**INSTRUCTIONS FOR THE TASK:**
Find and copy each line of the records where the string "ololonika" shows up.
Top of MATERIAL PROVIDED
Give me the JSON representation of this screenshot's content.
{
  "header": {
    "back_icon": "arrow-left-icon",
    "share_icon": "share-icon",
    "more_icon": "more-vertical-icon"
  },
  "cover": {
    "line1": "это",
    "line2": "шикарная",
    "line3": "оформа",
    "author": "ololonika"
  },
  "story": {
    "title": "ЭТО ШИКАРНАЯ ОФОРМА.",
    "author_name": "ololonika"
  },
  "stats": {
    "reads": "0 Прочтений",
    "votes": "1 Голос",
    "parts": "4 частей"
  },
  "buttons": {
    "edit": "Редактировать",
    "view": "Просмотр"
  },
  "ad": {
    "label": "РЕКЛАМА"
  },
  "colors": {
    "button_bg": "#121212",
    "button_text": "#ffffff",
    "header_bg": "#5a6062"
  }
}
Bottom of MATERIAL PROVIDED
**RESULT FOR THIS TASK:**
    "author": "ololonika"
    "author_name": "ololonika"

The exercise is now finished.